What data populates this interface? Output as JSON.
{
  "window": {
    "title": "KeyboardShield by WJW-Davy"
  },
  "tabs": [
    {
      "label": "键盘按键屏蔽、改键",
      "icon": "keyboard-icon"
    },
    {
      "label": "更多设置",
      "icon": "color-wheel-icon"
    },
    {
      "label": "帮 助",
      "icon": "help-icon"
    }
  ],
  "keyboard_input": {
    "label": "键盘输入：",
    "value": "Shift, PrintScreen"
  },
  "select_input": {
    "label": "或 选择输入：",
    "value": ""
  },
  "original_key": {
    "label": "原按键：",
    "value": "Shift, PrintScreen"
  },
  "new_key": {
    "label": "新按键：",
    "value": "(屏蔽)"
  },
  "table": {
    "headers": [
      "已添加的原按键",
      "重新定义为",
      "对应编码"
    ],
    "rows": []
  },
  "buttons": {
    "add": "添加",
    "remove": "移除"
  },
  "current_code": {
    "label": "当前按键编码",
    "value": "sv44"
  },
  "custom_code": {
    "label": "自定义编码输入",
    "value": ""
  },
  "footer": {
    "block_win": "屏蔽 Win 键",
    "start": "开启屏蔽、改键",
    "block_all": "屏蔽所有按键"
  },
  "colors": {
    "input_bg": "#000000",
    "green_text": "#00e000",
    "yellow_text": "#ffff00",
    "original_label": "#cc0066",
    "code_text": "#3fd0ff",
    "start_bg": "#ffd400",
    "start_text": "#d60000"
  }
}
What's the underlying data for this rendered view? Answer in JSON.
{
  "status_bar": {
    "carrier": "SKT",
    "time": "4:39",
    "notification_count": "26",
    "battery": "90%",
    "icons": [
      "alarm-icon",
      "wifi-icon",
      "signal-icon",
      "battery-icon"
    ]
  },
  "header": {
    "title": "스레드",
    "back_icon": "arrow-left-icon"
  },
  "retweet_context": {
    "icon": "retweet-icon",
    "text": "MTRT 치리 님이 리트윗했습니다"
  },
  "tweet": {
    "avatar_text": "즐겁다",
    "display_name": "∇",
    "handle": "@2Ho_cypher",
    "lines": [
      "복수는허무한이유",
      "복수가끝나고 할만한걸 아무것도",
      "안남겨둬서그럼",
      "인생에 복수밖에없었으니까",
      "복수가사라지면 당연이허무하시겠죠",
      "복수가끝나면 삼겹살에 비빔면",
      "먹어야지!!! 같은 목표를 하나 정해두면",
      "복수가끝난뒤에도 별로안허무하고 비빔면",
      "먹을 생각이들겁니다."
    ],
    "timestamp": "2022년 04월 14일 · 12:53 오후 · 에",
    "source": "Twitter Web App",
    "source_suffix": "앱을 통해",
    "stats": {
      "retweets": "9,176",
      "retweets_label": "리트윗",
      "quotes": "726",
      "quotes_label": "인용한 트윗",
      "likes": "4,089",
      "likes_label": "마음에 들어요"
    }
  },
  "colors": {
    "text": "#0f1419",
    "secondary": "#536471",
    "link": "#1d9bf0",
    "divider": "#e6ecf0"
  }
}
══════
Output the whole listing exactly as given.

▶ RESULT:
What data populates this interface? Output as JSON.
{
  "window": {
    "title": "KeyboardShield by WJW-Davy"
  },
  "tabs": [
    {
      "label": "键盘按键屏蔽、改键",
      "icon": "keyboard-icon"
    },
    {
      "label": "更多设置",
      "icon": "color-wheel-icon"
    },
    {
      "label": "帮 助",
      "icon": "help-icon"
    }
  ],
  "keyboard_input": {
    "label": "键盘输入：",
    "value": "Shift, PrintScreen"
  },
  "select_input": {
    "label": "或 选择输入：",
    "value": ""
  },
  "original_key": {
    "label": "原按键：",
    "value": "Shift, PrintScreen"
  },
  "new_key": {
    "label": "新按键：",
    "value": "(屏蔽)"
  },
  "table": {
    "headers": [
      "已添加的原按键",
      "重新定义为",
      "对应编码"
    ],
    "rows": []
  },
  "buttons": {
    "add": "添加",
    "remove": "移除"
  },
  "current_code": {
    "label": "当前按键编码",
    "value": "sv44"
  },
  "custom_code": {
    "label": "自定义编码输入",
    "value": ""
  },
  "footer": {
    "block_win": "屏蔽 Win 键",
    "start": "开启屏蔽、改键",
    "block_all": "屏蔽所有按键"
  },
  "colors": {
    "input_bg": "#000000",
    "green_text": "#00e000",
    "yellow_text": "#ffff00",
    "original_label": "#cc0066",
    "code_text": "#3fd0ff",
    "start_bg": "#ffd400",
    "start_text": "#d60000"
  }
}
What's the underlying data for this rendered view? Answer in JSON.
{
  "status_bar": {
    "carrier": "SKT",
    "time": "4:39",
    "notification_count": "26",
    "battery": "90%",
    "icons": [
      "alarm-icon",
      "wifi-icon",
      "signal-icon",
      "battery-icon"
    ]
  },
  "header": {
    "title": "스레드",
    "back_icon": "arrow-left-icon"
  },
  "retweet_context": {
    "icon": "retweet-icon",
    "text": "MTRT 치리 님이 리트윗했습니다"
  },
  "tweet": {
    "avatar_text": "즐겁다",
    "display_name": "∇",
    "handle": "@2Ho_cypher",
    "lines": [
      "복수는허무한이유",
      "복수가끝나고 할만한걸 아무것도",
      "안남겨둬서그럼",
      "인생에 복수밖에없었으니까",
      "복수가사라지면 당연이허무하시겠죠",
      "복수가끝나면 삼겹살에 비빔면",
      "먹어야지!!! 같은 목표를 하나 정해두면",
      "복수가끝난뒤에도 별로안허무하고 비빔면",
      "먹을 생각이들겁니다."
    ],
    "timestamp": "2022년 04월 14일 · 12:53 오후 · 에",
    "source": "Twitter Web App",
    "source_suffix": "앱을 통해",
    "stats": {
      "retweets": "9,176",
      "retweets_label": "리트윗",
      "quotes": "726",
      "quotes_label": "인용한 트윗",
      "likes": "4,089",
      "likes_label": "마음에 들어요"
    }
  },
  "colors": {
    "text": "#0f1419",
    "secondary": "#536471",
    "link": "#1d9bf0",
    "divider": "#e6ecf0"
  }
}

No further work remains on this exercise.